I’m sickened that workers who make exhorbitantly expensive products are earning poverty wages and subjected to such abusive conditions. These workers are trying to unionize to improve their working conditions, but they’re being harrassed, dismissed and denied their right to organize.
Go to Labourstart and join their online campaign! It just takes a minute to add your name and tell companies like Prada to support the basic rights of the workers who make their products.
You can check out the article from which my title is taken, “Prada and Mulberry dubbed see no evil, hear no evils twins of high fashion” on Alibaba.com
During the past week, my blog stats registered approximately 2500 views, almost all of them because of Lindsay Lohan. On the highest day of LiLo frenzy, I had over 600 views for my post, “A Lesbian Looks Like…Lindsay Lohan?”
Despite my best efforts to ignore the LiLo frenzy, I too have been drawn back into its orbit. But let me make one thing clear: to those readers who’ve asked me to weigh in on the matter of Lohan’s sexual orientation, you can stop reading now because I won’t be offering my opinion about whether or not Lindsay is lesbian or bisexual, or in or out of the closet. In keeping with my previous analysis of her “post-gay” coming out, I remain agnostic on the question of her sexuality. What interests me is how people seem to be invested in uncovering the “truth” of Lindsay’s desire, and yet remain stuck having the same unproductive conversation over and over again. On message boards and elsewhere, it goes something like this:

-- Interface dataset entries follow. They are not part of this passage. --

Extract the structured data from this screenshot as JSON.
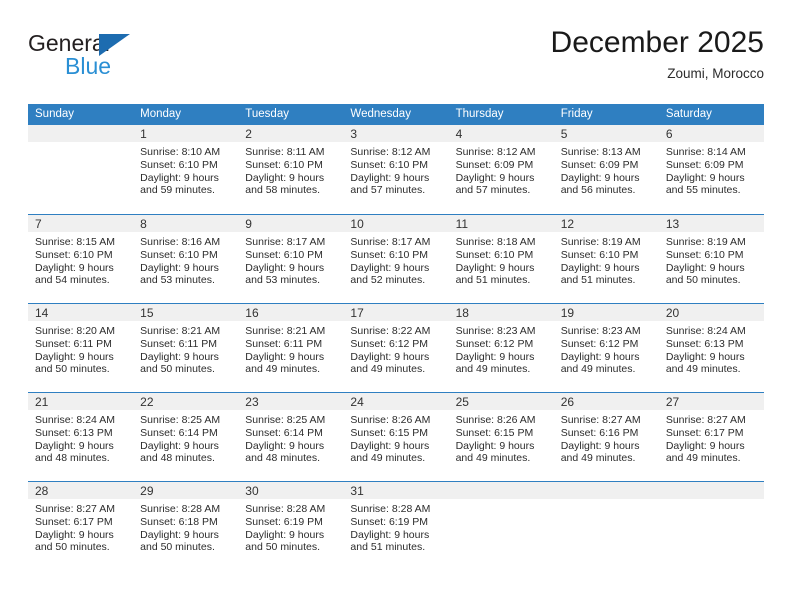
{
  "brand": {
    "name_part1": "General",
    "name_part2": "Blue",
    "triangle_icon": "triangle-icon",
    "color_dark": "#231f20",
    "color_blue": "#2a8fd4",
    "color_triangle": "#1d6cb0"
  },
  "header": {
    "title": "December 2025",
    "subtitle": "Zoumi, Morocco"
  },
  "theme": {
    "header_bg": "#2f7fc1",
    "header_text": "#ffffff",
    "day_band_bg": "#f0f0f0",
    "cell_bg": "#ffffff",
    "row_divider": "#2f7fc1",
    "body_text": "#2c2c2c"
  },
  "weekdays": [
    "Sunday",
    "Monday",
    "Tuesday",
    "Wednesday",
    "Thursday",
    "Friday",
    "Saturday"
  ],
  "weeks": [
    [
      {
        "day": "",
        "lines": []
      },
      {
        "day": "1",
        "lines": [
          "Sunrise: 8:10 AM",
          "Sunset: 6:10 PM",
          "Daylight: 9 hours",
          "and 59 minutes."
        ]
      },
      {
        "day": "2",
        "lines": [
          "Sunrise: 8:11 AM",
          "Sunset: 6:10 PM",
          "Daylight: 9 hours",
          "and 58 minutes."
        ]
      },
      {
        "day": "3",
        "lines": [
          "Sunrise: 8:12 AM",
          "Sunset: 6:10 PM",
          "Daylight: 9 hours",
          "and 57 minutes."
        ]
      },
      {
        "day": "4",
        "lines": [
          "Sunrise: 8:12 AM",
          "Sunset: 6:09 PM",
          "Daylight: 9 hours",
          "and 57 minutes."
        ]
      },
      {
        "day": "5",
        "lines": [
          "Sunrise: 8:13 AM",
          "Sunset: 6:09 PM",
          "Daylight: 9 hours",
          "and 56 minutes."
        ]
      },
      {
        "day": "6",
        "lines": [
          "Sunrise: 8:14 AM",
          "Sunset: 6:09 PM",
          "Daylight: 9 hours",
          "and 55 minutes."
        ]
      }
    ],
    [
      {
        "day": "7",
        "lines": [
          "Sunrise: 8:15 AM",
          "Sunset: 6:10 PM",
          "Daylight: 9 hours",
          "and 54 minutes."
        ]
      },
      {
        "day": "8",
        "lines": [
          "Sunrise: 8:16 AM",
          "Sunset: 6:10 PM",
          "Daylight: 9 hours",
          "and 53 minutes."
        ]
      },
      {
        "day": "9",
        "lines": [
          "Sunrise: 8:17 AM",
          "Sunset: 6:10 PM",
          "Daylight: 9 hours",
          "and 53 minutes."
        ]
      },
      {
        "day": "10",
        "lines": [
          "Sunrise: 8:17 AM",
          "Sunset: 6:10 PM",
          "Daylight: 9 hours",
          "and 52 minutes."
        ]
      },
      {
        "day": "11",
        "lines": [
          "Sunrise: 8:18 AM",
          "Sunset: 6:10 PM",
          "Daylight: 9 hours",
          "and 51 minutes."
        ]
      },
      {
        "day": "12",
        "lines": [
          "Sunrise: 8:19 AM",
          "Sunset: 6:10 PM",
          "Daylight: 9 hours",
          "and 51 minutes."
        ]
      },
      {
        "day": "13",
        "lines": [
          "Sunrise: 8:19 AM",
          "Sunset: 6:10 PM",
          "Daylight: 9 hours",
          "and 50 minutes."
        ]
      }
    ],
    [
      {
        "day": "14",
        "lines": [
          "Sunrise: 8:20 AM",
          "Sunset: 6:11 PM",
          "Daylight: 9 hours",
          "and 50 minutes."
        ]
      },
      {
        "day": "15",
        "lines": [
          "Sunrise: 8:21 AM",
          "Sunset: 6:11 PM",
          "Daylight: 9 hours",
          "and 50 minutes."
        ]
      },
      {
        "day": "16",
        "lines": [
          "Sunrise: 8:21 AM",
          "Sunset: 6:11 PM",
          "Daylight: 9 hours",
          "and 49 minutes."
        ]
      },
      {
        "day": "17",
        "lines": [
          "Sunrise: 8:22 AM",
          "Sunset: 6:12 PM",
          "Daylight: 9 hours",
          "and 49 minutes."
        ]
      },
      {
        "day": "18",
        "lines": [
          "Sunrise: 8:23 AM",
          "Sunset: 6:12 PM",
          "Daylight: 9 hours",
          "and 49 minutes."
        ]
      },
      {
        "day": "19",
        "lines": [
          "Sunrise: 8:23 AM",
          "Sunset: 6:12 PM",
          "Daylight: 9 hours",
          "and 49 minutes."
        ]
      },
      {
        "day": "20",
        "lines": [
          "Sunrise: 8:24 AM",
          "Sunset: 6:13 PM",
          "Daylight: 9 hours",
          "and 49 minutes."
        ]
      }
    ],
    [
      {
        "day": "21",
        "lines": [
          "Sunrise: 8:24 AM",
          "Sunset: 6:13 PM",
          "Daylight: 9 hours",
          "and 48 minutes."
        ]
      },
      {
        "day": "22",
        "lines": [
          "Sunrise: 8:25 AM",
          "Sunset: 6:14 PM",
          "Daylight: 9 hours",
          "and 48 minutes."
        ]
      },
      {
        "day": "23",
        "lines": [
          "Sunrise: 8:25 AM",
          "Sunset: 6:14 PM",
          "Daylight: 9 hours",
          "and 48 minutes."
        ]
      },
      {
        "day": "24",
        "lines": [
          "Sunrise: 8:26 AM",
          "Sunset: 6:15 PM",
          "Daylight: 9 hours",
          "and 49 minutes."
        ]
      },
      {
        "day": "25",
        "lines": [
          "Sunrise: 8:26 AM",
          "Sunset: 6:15 PM",
          "Daylight: 9 hours",
          "and 49 minutes."
        ]
      },
      {
        "day": "26",
        "lines": [
          "Sunrise: 8:27 AM",
          "Sunset: 6:16 PM",
          "Daylight: 9 hours",
          "and 49 minutes."
        ]
      },
      {
        "day": "27",
        "lines": [
          "Sunrise: 8:27 AM",
          "Sunset: 6:17 PM",
          "Daylight: 9 hours",
          "and 49 minutes."
        ]
      }
    ],
    [
      {
        "day": "28",
        "lines": [
          "Sunrise: 8:27 AM",
          "Sunset: 6:17 PM",
          "Daylight: 9 hours",
          "and 50 minutes."
        ]
      },
      {
        "day": "29",
        "lines": [
          "Sunrise: 8:28 AM",
          "Sunset: 6:18 PM",
          "Daylight: 9 hours",
          "and 50 minutes."
        ]
      },
      {
        "day": "30",
        "lines": [
          "Sunrise: 8:28 AM",
          "Sunset: 6:19 PM",
          "Daylight: 9 hours",
          "and 50 minutes."
        ]
      },
      {
        "day": "31",
        "lines": [
          "Sunrise: 8:28 AM",
          "Sunset: 6:19 PM",
          "Daylight: 9 hours",
          "and 51 minutes."
        ]
      },
      {
        "day": "",
        "lines": []
      },
      {
        "day": "",
        "lines": []
      },
      {
        "day": "",
        "lines": []
      }
    ]
  ]
}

Lindsay is a lesbian!!
No she isn’t, it’s just a stage! (Lindsay fan determined to heterosexualize her idol)
Hello, in case you haven’t noticed she’s been with a girl for months! Sam Ronson looks like a dude but he’s a girl. Lindsay is a lez!! (Idiotic straight guy #1)
No, she’s bisexual.
What a waste of a gorgeous girl! (Idiotic straight guy #2)
That makes her hotter! She’s bangin. (Idiotic straight guy #3)
So what if she is a lesbian or bisexual. She’s awesome and gorgeous! Leave Lindsay alone!
With a level of discourse this high, what’s left for your favorite sublimely femme queer theorist to say?! Well, really just this. There seem to be two dominant schools of thought about Lindsay’s sexuality, both of which turn on the “problem” of her femininity. The first position, which I’ve written about before, is that she couldn’t really be a lesbian because, hell, just look at her! The other position is the inversion of the first. It claims that Samantha Ronson is a real lesbian (hell, just look at her!) and Lindsay wouldn’t chose a girl like that unless she was herself really queer. In this reading, it’s the butch’s supposedly irrefutable lesbian appearance that provides evidence for the femme’s queerness. However, in both cases, queer femininity is fundamentally framed not just as a contradiction in terms but as a disappearing act.
In her song titled “Rumors,” (insert ironic aside of your choice) Lindsay sings, “I just want to be me.” But how do you come to terms with yourself in a world that doesn’t even see you?